[Recorded data]
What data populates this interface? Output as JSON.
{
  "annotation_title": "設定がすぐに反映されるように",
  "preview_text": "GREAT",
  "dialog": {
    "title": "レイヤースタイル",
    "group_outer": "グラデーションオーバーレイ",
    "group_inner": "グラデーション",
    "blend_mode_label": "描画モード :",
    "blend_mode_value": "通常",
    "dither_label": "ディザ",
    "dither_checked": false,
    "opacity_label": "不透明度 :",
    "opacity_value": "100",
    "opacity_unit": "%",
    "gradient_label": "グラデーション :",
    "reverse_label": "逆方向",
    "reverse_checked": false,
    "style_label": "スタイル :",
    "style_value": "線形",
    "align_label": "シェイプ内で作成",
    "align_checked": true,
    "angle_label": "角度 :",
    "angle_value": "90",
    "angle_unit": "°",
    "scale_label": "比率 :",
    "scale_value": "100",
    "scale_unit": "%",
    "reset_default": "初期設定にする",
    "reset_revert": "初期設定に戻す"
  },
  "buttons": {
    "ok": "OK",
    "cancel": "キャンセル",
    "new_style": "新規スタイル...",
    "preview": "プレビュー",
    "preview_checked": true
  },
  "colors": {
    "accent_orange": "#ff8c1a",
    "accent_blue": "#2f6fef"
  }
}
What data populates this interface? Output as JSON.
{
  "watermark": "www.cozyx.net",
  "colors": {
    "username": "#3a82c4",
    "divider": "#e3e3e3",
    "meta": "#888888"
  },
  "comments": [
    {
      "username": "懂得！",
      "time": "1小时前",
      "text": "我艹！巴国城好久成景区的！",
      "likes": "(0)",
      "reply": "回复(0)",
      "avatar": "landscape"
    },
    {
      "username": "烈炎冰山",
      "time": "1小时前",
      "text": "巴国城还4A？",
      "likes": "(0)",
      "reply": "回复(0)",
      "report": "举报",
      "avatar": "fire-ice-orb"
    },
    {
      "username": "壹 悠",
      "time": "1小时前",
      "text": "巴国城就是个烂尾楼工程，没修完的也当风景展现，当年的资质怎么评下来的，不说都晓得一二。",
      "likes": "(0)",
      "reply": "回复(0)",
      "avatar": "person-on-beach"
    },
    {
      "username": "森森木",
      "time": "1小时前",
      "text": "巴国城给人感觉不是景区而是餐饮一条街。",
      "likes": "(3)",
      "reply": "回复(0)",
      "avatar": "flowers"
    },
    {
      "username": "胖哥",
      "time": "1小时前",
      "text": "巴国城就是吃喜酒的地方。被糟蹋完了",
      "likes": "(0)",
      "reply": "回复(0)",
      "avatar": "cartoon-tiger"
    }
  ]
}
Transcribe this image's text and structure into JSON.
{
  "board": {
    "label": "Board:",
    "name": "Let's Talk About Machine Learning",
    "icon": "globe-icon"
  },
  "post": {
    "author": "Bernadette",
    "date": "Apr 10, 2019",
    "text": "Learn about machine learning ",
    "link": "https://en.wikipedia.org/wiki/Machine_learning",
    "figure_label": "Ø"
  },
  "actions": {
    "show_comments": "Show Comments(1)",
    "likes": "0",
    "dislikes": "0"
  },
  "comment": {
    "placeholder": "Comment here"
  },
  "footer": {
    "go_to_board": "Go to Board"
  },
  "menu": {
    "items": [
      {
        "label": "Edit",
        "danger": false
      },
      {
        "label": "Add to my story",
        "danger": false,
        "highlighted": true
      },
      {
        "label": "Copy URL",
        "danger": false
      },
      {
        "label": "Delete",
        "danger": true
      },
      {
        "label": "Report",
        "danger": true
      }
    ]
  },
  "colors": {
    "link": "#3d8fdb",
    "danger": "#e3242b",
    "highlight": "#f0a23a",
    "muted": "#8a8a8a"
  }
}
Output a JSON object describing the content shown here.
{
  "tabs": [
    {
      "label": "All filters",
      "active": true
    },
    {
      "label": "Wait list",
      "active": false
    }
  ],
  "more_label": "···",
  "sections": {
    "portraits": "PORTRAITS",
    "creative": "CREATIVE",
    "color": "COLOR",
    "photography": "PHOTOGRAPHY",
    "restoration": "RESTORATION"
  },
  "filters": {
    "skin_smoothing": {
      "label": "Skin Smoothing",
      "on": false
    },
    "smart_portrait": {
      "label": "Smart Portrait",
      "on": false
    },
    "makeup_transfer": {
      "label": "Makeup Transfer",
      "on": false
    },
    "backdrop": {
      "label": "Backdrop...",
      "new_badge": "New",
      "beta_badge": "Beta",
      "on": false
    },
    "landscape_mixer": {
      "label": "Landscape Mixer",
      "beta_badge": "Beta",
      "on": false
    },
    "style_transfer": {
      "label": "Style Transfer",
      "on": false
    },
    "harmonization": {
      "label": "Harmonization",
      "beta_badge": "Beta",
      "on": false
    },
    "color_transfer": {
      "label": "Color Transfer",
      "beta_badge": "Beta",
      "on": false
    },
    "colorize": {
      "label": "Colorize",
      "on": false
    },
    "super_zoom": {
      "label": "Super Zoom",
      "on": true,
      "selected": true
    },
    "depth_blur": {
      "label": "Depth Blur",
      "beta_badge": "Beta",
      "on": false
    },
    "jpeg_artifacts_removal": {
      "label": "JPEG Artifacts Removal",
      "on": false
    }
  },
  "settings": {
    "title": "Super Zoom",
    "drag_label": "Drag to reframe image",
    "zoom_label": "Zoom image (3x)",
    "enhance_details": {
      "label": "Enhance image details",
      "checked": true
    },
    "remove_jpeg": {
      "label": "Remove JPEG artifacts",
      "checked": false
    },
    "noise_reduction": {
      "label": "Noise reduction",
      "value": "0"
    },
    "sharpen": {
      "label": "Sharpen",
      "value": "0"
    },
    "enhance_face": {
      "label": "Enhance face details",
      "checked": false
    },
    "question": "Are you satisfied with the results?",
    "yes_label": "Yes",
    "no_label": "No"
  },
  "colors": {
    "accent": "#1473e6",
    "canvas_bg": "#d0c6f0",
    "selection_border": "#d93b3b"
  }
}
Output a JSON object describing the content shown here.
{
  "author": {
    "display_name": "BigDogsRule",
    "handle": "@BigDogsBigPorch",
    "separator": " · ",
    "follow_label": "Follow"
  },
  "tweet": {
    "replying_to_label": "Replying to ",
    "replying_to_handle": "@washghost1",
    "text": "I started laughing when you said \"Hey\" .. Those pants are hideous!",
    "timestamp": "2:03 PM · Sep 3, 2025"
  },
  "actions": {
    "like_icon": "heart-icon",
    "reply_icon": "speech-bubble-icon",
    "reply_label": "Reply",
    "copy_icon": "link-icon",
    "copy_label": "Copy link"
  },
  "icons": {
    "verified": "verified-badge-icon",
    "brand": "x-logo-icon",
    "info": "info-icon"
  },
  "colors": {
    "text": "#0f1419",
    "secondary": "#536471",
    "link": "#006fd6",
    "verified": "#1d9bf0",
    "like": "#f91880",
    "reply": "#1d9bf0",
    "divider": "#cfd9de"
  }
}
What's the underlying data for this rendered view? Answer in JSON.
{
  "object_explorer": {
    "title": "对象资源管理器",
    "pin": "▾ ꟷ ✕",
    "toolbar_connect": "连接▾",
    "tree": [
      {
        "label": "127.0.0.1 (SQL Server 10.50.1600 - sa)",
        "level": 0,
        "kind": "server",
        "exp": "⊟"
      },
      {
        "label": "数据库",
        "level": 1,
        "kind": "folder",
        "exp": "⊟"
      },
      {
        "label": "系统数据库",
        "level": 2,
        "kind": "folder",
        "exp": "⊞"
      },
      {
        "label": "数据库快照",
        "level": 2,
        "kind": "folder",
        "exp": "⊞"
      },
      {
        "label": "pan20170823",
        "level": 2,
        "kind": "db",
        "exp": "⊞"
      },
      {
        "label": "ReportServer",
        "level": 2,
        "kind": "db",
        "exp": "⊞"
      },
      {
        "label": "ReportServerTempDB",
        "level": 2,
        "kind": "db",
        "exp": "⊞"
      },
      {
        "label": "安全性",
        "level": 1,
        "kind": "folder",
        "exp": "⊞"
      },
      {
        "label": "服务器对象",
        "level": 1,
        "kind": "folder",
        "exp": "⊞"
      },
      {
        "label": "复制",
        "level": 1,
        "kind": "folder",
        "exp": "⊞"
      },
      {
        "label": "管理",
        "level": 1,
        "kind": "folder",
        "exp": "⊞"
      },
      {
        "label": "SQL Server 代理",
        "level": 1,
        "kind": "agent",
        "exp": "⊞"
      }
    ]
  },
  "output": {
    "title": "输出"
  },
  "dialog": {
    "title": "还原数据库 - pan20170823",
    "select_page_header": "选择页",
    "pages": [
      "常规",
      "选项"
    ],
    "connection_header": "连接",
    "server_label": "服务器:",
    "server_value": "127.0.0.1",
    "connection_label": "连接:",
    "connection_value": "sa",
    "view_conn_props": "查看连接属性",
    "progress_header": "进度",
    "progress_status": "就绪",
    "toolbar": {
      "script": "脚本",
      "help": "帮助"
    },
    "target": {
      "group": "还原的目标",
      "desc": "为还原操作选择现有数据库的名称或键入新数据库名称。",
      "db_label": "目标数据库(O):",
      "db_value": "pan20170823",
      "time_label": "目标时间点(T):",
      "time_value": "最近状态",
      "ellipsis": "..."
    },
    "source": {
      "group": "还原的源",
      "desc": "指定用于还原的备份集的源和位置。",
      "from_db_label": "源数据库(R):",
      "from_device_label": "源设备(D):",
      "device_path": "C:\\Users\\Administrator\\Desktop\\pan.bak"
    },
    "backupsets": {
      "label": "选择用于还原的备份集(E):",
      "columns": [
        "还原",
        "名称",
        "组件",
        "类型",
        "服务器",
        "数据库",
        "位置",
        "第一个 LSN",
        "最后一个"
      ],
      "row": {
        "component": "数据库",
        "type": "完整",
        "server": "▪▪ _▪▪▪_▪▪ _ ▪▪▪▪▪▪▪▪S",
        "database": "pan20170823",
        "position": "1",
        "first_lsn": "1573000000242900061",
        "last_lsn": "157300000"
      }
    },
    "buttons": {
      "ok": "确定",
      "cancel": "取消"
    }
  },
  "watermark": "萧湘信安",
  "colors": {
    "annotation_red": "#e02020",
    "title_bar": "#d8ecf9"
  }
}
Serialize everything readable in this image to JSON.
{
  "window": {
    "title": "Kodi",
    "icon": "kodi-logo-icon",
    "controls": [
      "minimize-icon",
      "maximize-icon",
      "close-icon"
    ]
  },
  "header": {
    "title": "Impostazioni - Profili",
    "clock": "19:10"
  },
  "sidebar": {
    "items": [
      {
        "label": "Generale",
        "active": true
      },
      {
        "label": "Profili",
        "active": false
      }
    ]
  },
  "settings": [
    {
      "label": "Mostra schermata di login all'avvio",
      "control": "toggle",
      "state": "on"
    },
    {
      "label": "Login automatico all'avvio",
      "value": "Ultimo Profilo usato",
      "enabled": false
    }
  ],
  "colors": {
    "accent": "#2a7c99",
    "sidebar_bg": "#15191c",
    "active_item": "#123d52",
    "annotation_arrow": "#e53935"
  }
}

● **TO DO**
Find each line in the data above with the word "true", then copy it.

● **EXPECTED ANSWER**
    "align_checked": true,
    "preview_checked": true
        "highlighted": true
        "danger": true
        "danger": true
      "active": true
      "on": true,
      "selected": true
      "checked": true
        "active": true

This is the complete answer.